What you return should be the lines of the data containing "chart", each in full.
********
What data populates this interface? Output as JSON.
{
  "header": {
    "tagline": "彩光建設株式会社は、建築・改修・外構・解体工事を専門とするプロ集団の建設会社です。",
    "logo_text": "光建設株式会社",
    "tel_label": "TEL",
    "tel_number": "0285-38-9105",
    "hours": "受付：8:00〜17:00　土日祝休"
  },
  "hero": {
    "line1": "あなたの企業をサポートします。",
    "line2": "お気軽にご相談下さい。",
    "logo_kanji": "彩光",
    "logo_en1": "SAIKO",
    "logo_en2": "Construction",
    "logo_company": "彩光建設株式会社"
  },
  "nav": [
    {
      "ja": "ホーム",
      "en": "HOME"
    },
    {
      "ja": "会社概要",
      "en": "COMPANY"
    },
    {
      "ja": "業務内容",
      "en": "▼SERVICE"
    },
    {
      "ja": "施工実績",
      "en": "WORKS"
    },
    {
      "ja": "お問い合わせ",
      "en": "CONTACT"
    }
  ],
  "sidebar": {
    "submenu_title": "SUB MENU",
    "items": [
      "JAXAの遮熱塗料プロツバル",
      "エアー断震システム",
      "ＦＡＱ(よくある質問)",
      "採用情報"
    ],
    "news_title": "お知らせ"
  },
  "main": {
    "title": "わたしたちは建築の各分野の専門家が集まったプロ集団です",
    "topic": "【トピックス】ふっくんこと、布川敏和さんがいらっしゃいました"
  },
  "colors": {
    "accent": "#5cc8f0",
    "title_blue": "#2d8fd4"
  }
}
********
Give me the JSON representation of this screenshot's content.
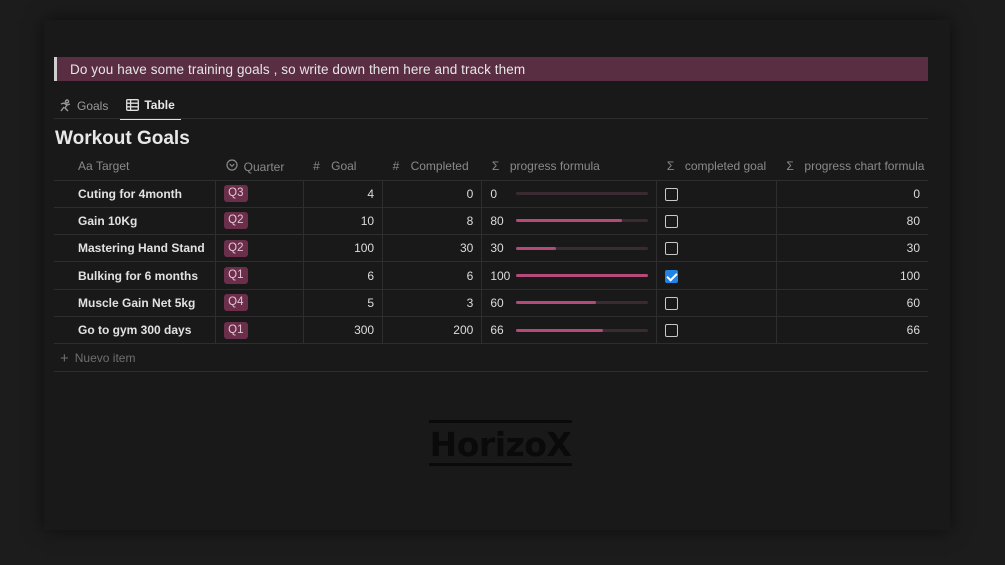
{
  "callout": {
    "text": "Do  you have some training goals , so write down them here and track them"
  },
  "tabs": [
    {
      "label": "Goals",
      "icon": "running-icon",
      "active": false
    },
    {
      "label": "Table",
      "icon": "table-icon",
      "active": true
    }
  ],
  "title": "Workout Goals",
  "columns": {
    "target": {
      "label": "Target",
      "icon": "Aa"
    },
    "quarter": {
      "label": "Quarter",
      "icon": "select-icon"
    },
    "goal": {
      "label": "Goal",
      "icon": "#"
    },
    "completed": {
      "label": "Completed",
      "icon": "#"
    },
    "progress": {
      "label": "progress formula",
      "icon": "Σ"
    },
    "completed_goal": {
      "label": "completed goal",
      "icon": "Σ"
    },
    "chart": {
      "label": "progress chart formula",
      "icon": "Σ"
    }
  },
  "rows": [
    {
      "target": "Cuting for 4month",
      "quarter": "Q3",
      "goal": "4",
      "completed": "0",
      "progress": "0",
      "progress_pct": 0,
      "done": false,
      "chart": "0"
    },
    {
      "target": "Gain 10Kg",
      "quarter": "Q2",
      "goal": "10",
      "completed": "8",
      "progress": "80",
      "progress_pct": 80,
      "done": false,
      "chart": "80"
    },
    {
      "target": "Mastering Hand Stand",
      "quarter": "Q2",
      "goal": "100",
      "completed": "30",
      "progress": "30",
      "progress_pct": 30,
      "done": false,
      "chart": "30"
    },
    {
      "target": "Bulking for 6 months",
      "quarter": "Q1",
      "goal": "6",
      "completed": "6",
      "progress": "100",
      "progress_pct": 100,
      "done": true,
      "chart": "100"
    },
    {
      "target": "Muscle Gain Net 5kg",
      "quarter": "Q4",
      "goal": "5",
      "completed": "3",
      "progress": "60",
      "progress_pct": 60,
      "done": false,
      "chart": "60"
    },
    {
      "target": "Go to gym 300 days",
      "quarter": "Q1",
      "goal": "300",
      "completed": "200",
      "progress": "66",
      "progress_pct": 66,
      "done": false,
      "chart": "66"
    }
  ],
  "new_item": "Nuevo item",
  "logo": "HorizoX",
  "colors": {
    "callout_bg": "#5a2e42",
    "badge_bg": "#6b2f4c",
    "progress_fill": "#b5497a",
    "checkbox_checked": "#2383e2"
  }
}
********
Output for this task =
    "chart": {
      "label": "progress chart formula",
      "chart": "0"
      "chart": "80"
      "chart": "30"
      "chart": "100"
      "chart": "60"
      "chart": "66"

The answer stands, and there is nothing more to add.